_Work required_
Repeat, please, exactly the lines from the one that has "What data populates" through the end of the records below, with pictures dropped.

_Extracted data_
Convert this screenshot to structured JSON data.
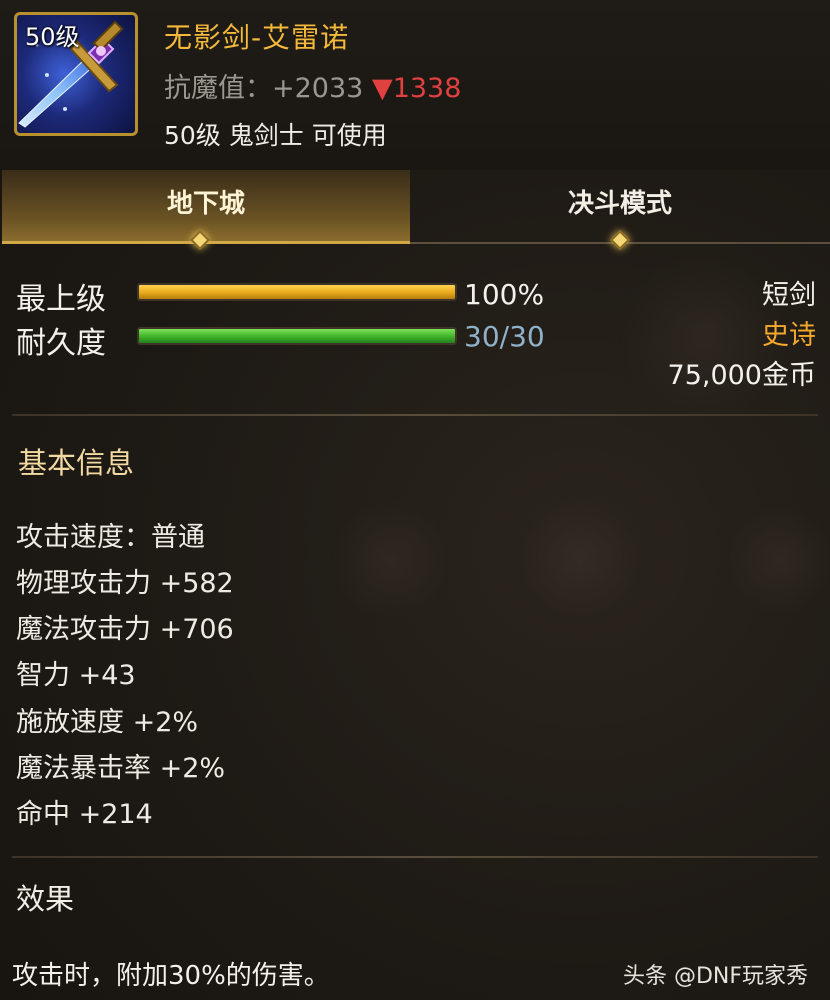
{
  "item": {
    "icon_level": "50级",
    "name": "无影剑-艾雷诺",
    "resist_label": "抗魔值：",
    "resist_value": "+2033",
    "resist_delta": "▼1338",
    "requirement": "50级 鬼剑士 可使用",
    "icon": "sword-icon"
  },
  "tabs": [
    {
      "label": "地下城",
      "active": true
    },
    {
      "label": "决斗模式",
      "active": false
    }
  ],
  "grade": {
    "label": "最上级",
    "value_text": "100%",
    "fill": 1.0
  },
  "durability": {
    "label": "耐久度",
    "value_text": "30/30",
    "fill": 1.0
  },
  "side_info": {
    "type": "短剑",
    "rarity": "史诗",
    "price": "75,000金币"
  },
  "basic_info": {
    "title": "基本信息",
    "attributes": [
      "攻击速度：普通",
      "物理攻击力 +582",
      "魔法攻击力 +706",
      "智力 +43",
      "施放速度 +2%",
      "魔法暴击率 +2%",
      "命中 +214"
    ]
  },
  "effect": {
    "title": "效果",
    "text": "攻击时，附加30%的伤害。"
  },
  "watermark": "头条 @DNF玩家秀",
  "colors": {
    "item_name": "#f4b93a",
    "rarity": "#f4a82c",
    "delta": "#e04040",
    "durability_text": "#8fb1c9"
  }
}
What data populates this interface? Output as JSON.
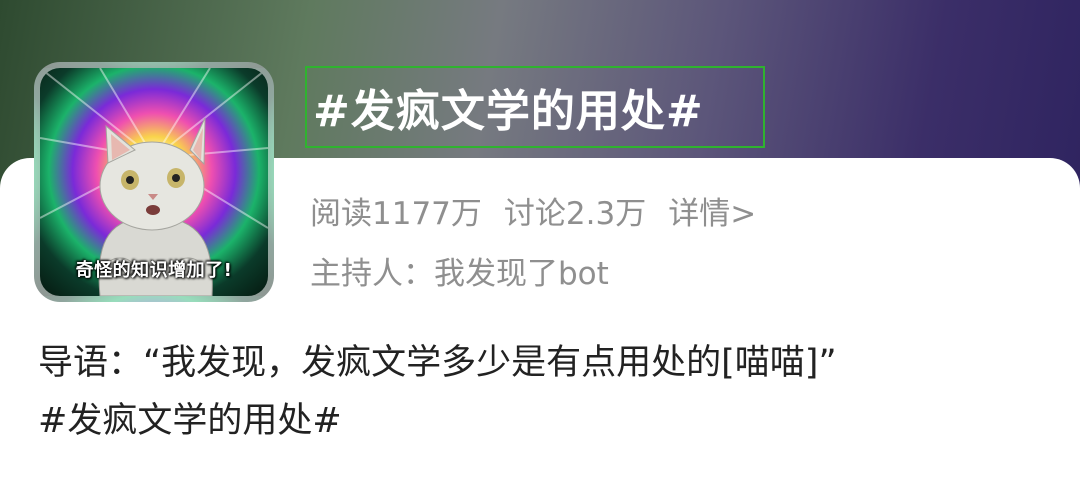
{
  "topic": {
    "title": "#发疯文学的用处#",
    "thumbnail_caption": "奇怪的知识增加了!",
    "stats": {
      "reads": "阅读1177万",
      "discussions": "讨论2.3万",
      "details_link": "详情>"
    },
    "host": "主持人：我发现了bot"
  },
  "intro": {
    "line1": "导语：“我发现，发疯文学多少是有点用处的[喵喵]”",
    "line2": "#发疯文学的用处#"
  }
}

_Problem solution_
What data populates this interface? Output as JSON.
{
  "topic": {
    "title": "#发疯文学的用处#",
    "thumbnail_caption": "奇怪的知识增加了!",
    "stats": {
      "reads": "阅读1177万",
      "discussions": "讨论2.3万",
      "details_link": "详情>"
    },
    "host": "主持人：我发现了bot"
  },
  "intro": {
    "line1": "导语：“我发现，发疯文学多少是有点用处的[喵喵]”",
    "line2": "#发疯文学的用处#"
  }
}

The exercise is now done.